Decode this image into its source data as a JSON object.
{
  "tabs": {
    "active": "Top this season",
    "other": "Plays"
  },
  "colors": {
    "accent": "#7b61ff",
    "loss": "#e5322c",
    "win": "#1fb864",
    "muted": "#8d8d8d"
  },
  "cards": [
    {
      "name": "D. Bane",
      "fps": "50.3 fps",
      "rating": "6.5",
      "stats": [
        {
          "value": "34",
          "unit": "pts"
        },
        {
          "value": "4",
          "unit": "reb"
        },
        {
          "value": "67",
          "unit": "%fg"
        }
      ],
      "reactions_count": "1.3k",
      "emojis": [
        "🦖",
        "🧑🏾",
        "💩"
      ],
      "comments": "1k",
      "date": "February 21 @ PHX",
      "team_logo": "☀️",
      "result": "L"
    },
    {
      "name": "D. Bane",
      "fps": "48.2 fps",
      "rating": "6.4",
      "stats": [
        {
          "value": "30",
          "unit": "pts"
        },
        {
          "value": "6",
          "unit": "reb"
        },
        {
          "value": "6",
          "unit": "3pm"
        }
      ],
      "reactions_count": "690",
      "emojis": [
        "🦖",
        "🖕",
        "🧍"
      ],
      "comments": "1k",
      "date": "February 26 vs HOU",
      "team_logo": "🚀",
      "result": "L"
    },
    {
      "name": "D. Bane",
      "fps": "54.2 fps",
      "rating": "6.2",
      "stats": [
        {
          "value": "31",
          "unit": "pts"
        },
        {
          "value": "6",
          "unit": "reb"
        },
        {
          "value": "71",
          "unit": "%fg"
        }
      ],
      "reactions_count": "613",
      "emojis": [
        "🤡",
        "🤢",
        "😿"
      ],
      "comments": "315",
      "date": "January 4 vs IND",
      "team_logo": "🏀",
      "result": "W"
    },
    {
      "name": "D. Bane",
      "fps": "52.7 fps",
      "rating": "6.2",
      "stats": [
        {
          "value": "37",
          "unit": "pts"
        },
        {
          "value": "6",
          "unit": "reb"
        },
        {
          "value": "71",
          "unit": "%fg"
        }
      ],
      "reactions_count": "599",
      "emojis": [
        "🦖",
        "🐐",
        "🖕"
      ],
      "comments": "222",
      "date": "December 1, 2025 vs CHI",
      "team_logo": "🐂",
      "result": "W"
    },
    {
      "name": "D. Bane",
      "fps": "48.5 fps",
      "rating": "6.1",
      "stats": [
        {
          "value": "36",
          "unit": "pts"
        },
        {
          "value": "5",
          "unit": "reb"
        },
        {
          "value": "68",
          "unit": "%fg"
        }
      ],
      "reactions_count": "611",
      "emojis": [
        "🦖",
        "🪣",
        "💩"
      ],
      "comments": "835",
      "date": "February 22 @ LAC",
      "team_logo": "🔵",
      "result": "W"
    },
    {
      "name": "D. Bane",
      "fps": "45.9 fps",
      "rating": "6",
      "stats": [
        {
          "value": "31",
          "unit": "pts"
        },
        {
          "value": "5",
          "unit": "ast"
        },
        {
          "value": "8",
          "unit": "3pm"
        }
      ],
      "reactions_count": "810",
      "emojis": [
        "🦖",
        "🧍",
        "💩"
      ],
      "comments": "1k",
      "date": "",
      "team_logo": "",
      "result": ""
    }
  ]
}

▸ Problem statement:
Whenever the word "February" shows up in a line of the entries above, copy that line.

▸ Exercise solution:
      "date": "February 21 @ PHX",
      "date": "February 26 vs HOU",
      "date": "February 22 @ LAC",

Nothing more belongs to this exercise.